swathes of melancholy
i have rarely found myself identifying so emotionally with the work of Hollywood royalty, but here i see the potential that ms coppola could quite soon outshine her illustrious father and her equally lauded cousin.
it is a little troubling to explain the qualities that elevated lot in translation for me, but the lead performances are not a bad place to start. at first i found the casting a little peculiar, bill murray as a hollywood action film star having a mid-life crisis and tying up the final pay days at the end of his career? not really an obvious choice. And scarlett johansson, well, seeing her as intellectual 20-year old isn't easy. but the effortlessness of the two leads belies an astonishingly accurate and sympathetic portrayal of the two characters. giovanni ribisi is as adaptable as ever and pulls off those astonishing sunglasses with surprising ease!
but coppola is not necessarily blessed, it seems she has teased the best bits of her location, her editor, her actors and her cinematographer because everything fits together beautifully and moves seamlessly from encounter to encounter. bill murray's expressions in the lap-dancing club, johansson's melancholic meanderings through beautiful japanese parks and buddhist temples were some of the highlights for me and the excellent choice of music did the imagery no harm whatsoever.

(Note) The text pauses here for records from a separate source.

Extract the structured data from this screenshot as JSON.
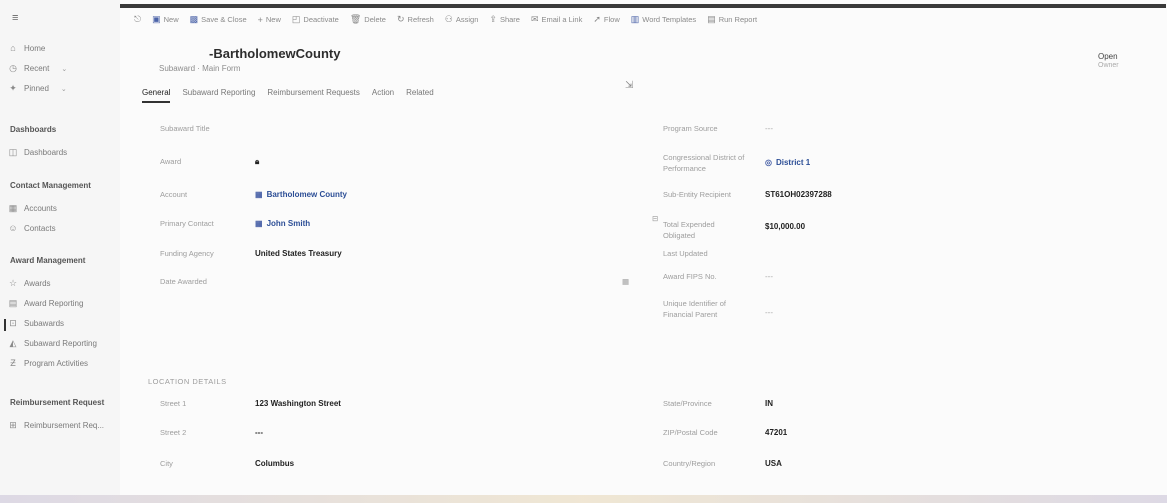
{
  "toolbar": {
    "items": [
      {
        "icon": "back-icon",
        "label": ""
      },
      {
        "icon": "new-icon",
        "label": "New"
      },
      {
        "icon": "save-close-icon",
        "label": "Save & Close"
      },
      {
        "icon": "new-plus-icon",
        "label": "New"
      },
      {
        "icon": "deactivate-icon",
        "label": "Deactivate"
      },
      {
        "icon": "delete-icon",
        "label": "Delete"
      },
      {
        "icon": "refresh-icon",
        "label": "Refresh"
      },
      {
        "icon": "assign-icon",
        "label": "Assign"
      },
      {
        "icon": "share-icon",
        "label": "Share"
      },
      {
        "icon": "email-link-icon",
        "label": "Email a Link"
      },
      {
        "icon": "flow-icon",
        "label": "Flow"
      },
      {
        "icon": "word-templates-icon",
        "label": "Word Templates"
      },
      {
        "icon": "run-report-icon",
        "label": "Run Report"
      }
    ]
  },
  "sidebar": {
    "top": [
      {
        "icon": "home-icon",
        "label": "Home"
      },
      {
        "icon": "recent-icon",
        "label": "Recent"
      },
      {
        "icon": "pinned-icon",
        "label": "Pinned"
      }
    ],
    "groups": [
      {
        "title": "Dashboards",
        "items": [
          {
            "icon": "dashboard-icon",
            "label": "Dashboards"
          }
        ]
      },
      {
        "title": "Contact Management",
        "items": [
          {
            "icon": "building-icon",
            "label": "Accounts"
          },
          {
            "icon": "person-icon",
            "label": "Contacts"
          }
        ]
      },
      {
        "title": "Award Management",
        "items": [
          {
            "icon": "award-icon",
            "label": "Awards"
          },
          {
            "icon": "report-icon",
            "label": "Award Reporting"
          },
          {
            "icon": "subaward-icon",
            "label": "Subawards"
          },
          {
            "icon": "subaward-report-icon",
            "label": "Subaward Reporting"
          },
          {
            "icon": "activity-icon",
            "label": "Program Activities"
          }
        ]
      },
      {
        "title": "Reimbursement Request",
        "items": [
          {
            "icon": "reimbursement-icon",
            "label": "Reimbursement Req..."
          }
        ]
      }
    ]
  },
  "header": {
    "title": "-BartholomewCounty",
    "subtitle": "Subaward · Main Form",
    "owner": "Open",
    "owner_sub": "Owner"
  },
  "tabs": [
    "General",
    "Subaward Reporting",
    "Reimbursement Requests",
    "Action",
    "Related"
  ],
  "left_fields": [
    {
      "label": "Subaward Title",
      "value": ""
    },
    {
      "label": "Award",
      "value": ""
    },
    {
      "label": "Account",
      "value": "Bartholomew County"
    },
    {
      "label": "Primary Contact",
      "value": "John Smith"
    },
    {
      "label": "Funding Agency",
      "value": "United States Treasury"
    },
    {
      "label": "Date Awarded",
      "value": ""
    }
  ],
  "right_fields": [
    {
      "label": "Program Source",
      "value": "---"
    },
    {
      "label": "Congressional District of Performance",
      "value": "District 1"
    },
    {
      "label": "Sub-Entity Recipient",
      "value": "ST61OH02397288"
    },
    {
      "label": "Total Expended Obligated",
      "value": "$10,000.00"
    },
    {
      "label": "Last Updated",
      "value": ""
    },
    {
      "label": "Award FIPS No.",
      "value": "---"
    },
    {
      "label": "Unique Identifier of Financial Parent",
      "value": "---"
    }
  ],
  "address_section": {
    "title": "LOCATION DETAILS",
    "left": [
      {
        "label": "Street 1",
        "value": "123 Washington Street"
      },
      {
        "label": "Street 2",
        "value": "---"
      },
      {
        "label": "City",
        "value": "Columbus"
      }
    ],
    "right": [
      {
        "label": "State/Province",
        "value": "IN"
      },
      {
        "label": "ZIP/Postal Code",
        "value": "47201"
      },
      {
        "label": "Country/Region",
        "value": "USA"
      }
    ]
  }
}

what finally won me over was the concept of it all. i find the idea of taking people out of their comfort zone and asking them to react to new surroundings or new cultures endlessly fascinating. in this case, it is two americans dropped in the most foreign of asian cultures and being isolated so that they must ask thequestions that appear to have been haunting them. but this is more than just a study, it is also the suggestion of something sad and something bautiful always going hand in hand. perhaps that, though everything seems wrong, there is hope in each other, there is hope in something with which we dont yet identify.

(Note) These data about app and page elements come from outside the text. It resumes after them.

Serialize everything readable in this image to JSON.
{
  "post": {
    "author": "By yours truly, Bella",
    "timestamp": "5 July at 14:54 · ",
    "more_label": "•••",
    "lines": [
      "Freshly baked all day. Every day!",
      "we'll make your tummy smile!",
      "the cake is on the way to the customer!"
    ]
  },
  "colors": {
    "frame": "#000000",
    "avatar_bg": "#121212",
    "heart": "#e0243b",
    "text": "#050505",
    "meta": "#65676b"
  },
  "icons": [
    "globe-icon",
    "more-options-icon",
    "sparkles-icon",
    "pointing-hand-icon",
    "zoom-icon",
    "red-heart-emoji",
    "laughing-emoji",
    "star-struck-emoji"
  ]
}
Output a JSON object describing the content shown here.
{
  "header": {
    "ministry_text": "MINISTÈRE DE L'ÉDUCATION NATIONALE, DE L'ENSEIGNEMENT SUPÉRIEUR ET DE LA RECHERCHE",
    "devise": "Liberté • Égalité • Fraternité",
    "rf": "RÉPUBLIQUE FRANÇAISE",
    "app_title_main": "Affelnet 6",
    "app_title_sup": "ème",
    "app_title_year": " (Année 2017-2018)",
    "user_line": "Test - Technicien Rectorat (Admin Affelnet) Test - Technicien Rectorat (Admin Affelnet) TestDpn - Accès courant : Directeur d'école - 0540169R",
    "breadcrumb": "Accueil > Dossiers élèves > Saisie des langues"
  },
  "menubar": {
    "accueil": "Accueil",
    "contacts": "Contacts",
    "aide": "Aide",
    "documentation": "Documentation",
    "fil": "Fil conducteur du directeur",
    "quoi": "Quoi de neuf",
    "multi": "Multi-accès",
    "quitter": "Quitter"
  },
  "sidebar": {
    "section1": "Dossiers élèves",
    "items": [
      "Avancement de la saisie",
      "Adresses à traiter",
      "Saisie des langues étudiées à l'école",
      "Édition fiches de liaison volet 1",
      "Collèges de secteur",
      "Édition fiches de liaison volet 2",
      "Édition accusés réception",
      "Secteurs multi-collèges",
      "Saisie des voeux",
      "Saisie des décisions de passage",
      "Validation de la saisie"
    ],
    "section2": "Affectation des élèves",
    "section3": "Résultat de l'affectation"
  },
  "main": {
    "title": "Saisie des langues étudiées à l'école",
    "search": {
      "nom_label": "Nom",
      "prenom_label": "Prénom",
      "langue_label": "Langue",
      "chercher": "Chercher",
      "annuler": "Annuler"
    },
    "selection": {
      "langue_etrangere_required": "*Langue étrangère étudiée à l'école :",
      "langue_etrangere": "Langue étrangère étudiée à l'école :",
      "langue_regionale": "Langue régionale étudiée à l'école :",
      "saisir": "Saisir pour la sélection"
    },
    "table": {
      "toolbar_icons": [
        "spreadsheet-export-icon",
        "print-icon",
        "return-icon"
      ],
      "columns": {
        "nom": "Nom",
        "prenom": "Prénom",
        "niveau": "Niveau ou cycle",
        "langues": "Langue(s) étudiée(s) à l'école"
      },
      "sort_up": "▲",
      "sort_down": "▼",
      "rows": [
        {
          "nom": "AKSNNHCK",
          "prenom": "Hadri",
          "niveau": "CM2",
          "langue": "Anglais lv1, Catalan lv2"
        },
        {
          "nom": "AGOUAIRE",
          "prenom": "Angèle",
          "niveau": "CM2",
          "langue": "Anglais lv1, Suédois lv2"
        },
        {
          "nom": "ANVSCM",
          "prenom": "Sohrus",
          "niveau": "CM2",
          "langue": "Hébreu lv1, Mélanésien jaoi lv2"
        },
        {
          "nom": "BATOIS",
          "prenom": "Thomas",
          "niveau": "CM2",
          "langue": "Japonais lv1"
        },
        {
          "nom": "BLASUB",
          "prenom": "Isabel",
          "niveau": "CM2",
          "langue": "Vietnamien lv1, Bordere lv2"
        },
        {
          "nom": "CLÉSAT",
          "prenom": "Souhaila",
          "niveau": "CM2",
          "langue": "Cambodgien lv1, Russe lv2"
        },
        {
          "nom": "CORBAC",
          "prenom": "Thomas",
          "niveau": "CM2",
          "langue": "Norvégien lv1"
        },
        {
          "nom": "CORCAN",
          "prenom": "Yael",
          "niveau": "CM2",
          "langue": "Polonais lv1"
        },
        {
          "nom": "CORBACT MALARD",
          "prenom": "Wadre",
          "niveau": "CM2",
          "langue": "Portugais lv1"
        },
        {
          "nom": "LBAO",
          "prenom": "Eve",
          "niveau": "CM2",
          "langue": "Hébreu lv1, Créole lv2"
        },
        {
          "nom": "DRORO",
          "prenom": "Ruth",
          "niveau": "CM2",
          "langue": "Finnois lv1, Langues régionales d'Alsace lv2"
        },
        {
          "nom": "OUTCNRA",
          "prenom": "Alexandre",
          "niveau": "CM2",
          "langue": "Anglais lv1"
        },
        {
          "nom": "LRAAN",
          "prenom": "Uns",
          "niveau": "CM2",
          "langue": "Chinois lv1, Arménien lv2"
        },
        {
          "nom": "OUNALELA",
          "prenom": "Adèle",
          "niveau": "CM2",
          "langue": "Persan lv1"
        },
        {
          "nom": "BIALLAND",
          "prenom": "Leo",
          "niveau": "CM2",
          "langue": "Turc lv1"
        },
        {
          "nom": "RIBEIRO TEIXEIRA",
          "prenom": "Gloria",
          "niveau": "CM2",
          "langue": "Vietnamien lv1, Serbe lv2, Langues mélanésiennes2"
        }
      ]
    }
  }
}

i can see that this won't appeal to every audience, it plays more arthouse than hollywood, more foreign film than american. but those are not criticisms for me and i had the pleasure of sitting back and immersing myself in the swathes of melancholy that seem to surrond the characters, like a humid, pervasive climate. i'm not sure if that counts as entertainment? but i certainly found it moving, and that, to me, is the mark of something wonderful indeed. i would recommend 'the unbearable lightness of being' as something evocative of similar emotions. it is certainly a marked improvement from 'the virgin suicides'.